Direct anterior approach versus posterior approach in primary total hip replacement: comparison of minimum 2-year outcomes

Hip Int. 2021 Mar;31(2):166-173. doi: 10.1177/1120700019881937. Epub 2019 Oct 20.


Introduction: The direct anterior approach (DAA) has gained popularity in recent years for total hip arthroplasty (THA). Several authors reported significantly better early outcomes when compared to the posterior approach (PA). Nevertheless, controversy exists regarding longer-term benefits of the DAA.

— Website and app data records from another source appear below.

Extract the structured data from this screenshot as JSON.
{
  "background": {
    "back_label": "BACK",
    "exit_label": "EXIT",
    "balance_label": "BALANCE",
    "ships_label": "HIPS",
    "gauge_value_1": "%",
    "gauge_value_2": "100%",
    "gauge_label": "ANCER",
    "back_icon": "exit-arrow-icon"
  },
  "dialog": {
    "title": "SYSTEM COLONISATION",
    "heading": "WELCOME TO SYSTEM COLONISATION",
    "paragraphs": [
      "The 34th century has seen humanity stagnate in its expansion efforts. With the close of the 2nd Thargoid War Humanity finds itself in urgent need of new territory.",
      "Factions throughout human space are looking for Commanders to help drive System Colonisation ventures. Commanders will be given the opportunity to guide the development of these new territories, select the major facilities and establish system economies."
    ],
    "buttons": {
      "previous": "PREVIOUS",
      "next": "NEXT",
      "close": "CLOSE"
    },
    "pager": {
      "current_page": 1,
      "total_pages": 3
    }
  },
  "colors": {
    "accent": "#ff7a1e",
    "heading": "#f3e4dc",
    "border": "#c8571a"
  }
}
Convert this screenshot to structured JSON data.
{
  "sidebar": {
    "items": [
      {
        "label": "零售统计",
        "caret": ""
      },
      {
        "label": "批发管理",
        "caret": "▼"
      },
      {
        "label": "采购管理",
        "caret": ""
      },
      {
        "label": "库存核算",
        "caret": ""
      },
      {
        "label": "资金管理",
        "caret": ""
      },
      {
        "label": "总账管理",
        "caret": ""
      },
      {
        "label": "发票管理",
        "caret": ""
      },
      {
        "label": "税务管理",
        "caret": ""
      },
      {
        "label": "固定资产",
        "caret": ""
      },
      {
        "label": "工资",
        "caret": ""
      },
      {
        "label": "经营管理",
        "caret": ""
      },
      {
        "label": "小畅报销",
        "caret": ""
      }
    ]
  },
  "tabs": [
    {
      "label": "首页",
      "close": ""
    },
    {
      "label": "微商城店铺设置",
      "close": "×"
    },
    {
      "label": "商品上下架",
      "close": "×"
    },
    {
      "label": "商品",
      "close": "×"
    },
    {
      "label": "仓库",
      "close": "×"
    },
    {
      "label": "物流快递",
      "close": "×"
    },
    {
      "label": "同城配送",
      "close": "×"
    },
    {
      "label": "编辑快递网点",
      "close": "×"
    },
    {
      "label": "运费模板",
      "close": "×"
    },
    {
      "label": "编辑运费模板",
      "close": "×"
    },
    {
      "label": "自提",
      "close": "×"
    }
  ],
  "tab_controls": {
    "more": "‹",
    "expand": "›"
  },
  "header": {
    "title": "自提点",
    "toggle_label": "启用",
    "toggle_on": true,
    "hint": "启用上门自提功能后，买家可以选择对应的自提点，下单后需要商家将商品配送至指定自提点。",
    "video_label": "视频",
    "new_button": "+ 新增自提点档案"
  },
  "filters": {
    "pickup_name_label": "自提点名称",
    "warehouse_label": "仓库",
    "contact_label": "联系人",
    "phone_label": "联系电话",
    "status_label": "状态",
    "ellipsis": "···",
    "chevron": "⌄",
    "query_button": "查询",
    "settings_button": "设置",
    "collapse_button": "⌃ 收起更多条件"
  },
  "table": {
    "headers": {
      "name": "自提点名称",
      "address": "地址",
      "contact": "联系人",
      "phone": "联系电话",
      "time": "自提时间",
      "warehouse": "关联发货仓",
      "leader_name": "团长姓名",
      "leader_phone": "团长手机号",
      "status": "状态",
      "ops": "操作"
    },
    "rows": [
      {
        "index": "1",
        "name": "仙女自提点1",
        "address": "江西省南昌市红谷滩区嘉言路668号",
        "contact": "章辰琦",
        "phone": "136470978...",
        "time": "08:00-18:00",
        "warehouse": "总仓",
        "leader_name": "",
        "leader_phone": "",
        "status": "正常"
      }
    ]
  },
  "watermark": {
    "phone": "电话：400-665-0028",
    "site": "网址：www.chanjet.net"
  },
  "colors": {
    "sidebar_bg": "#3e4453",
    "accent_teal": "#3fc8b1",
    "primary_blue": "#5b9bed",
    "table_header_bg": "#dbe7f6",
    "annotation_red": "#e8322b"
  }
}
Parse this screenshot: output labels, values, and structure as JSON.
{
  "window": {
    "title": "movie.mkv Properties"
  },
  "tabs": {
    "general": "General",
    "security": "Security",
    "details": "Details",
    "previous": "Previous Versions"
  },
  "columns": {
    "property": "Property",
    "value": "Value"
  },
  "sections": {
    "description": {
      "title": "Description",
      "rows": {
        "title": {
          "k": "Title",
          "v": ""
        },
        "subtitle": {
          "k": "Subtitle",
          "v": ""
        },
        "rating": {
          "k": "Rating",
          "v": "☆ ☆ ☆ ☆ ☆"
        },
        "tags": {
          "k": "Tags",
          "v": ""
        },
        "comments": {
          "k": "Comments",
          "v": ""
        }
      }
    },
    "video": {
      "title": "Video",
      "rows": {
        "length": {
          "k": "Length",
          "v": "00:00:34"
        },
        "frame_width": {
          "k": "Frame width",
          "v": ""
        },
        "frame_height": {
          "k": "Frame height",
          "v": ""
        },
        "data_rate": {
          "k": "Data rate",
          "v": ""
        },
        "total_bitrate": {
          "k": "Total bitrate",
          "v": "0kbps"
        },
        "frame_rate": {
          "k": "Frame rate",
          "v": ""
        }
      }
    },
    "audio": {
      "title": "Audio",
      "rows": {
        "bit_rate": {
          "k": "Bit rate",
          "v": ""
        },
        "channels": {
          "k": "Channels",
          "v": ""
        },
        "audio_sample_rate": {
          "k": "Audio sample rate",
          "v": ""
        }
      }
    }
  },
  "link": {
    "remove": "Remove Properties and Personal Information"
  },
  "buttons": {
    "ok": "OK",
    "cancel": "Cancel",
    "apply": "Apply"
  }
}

Methods: Data was prospectively collected and retrospectively reviewed for primary THAs conducted between July 2008 and July 2016. Patients who underwent DAA and PA with minimum 2-year follow-up for Harris Hip Score (HHS), Forgotten Joint Score-12 (FJS-12), Veteran RAND 12 Mental (VR-12 Mental), Veteran RAND 12 Physical (VR-12 Physical), 12-Item Short Form Survey Mental (SF-12 Mental), 12-Item Short Form Survey Physical (SF-12 Physical), visual analogue scale, and patient satisfaction were included. Propensity score matching was performed on the DAA and PA cohorts (1:1) based on the following variables: age, sex, body mass index, and laterality.

Results: 205 DAA hips were satisfactorily matched to 205 PA hips. The DAA group had higher scores at final follow-up for VR-12 Mental (p = 0.0145), VR-12 Physical (p = 0.0236), SF-12 Mental (p = 0.0393), and SF-12 Physical (p = 0.0391). The DAA and PA groups had comparable HHS (p = 0.0737) and FJS-12 (p = 0.2900).

Conclusions: Although the DAA and PA groups had different follow-up periods, both the DAA and PA groups reported favourable outcomes at minimum 2-year follow-up. While both groups achieved comparable scores for the majority of PROs including VAS and patient satisfaction, the DAA group achieved superior quality of life outcomes when compared with a propensity score matched group of PA surgeries.

Keywords: Direct anterior approach; posterior approach; total hip arthroplasty.

MeSH terms

  • Arthroplasty, Replacement, Hip* / adverse effects
  • Hepatitis C, Chronic*
  • Humans
  • Quality of Life
  • Retrospective Studies
  • Treatment Outcome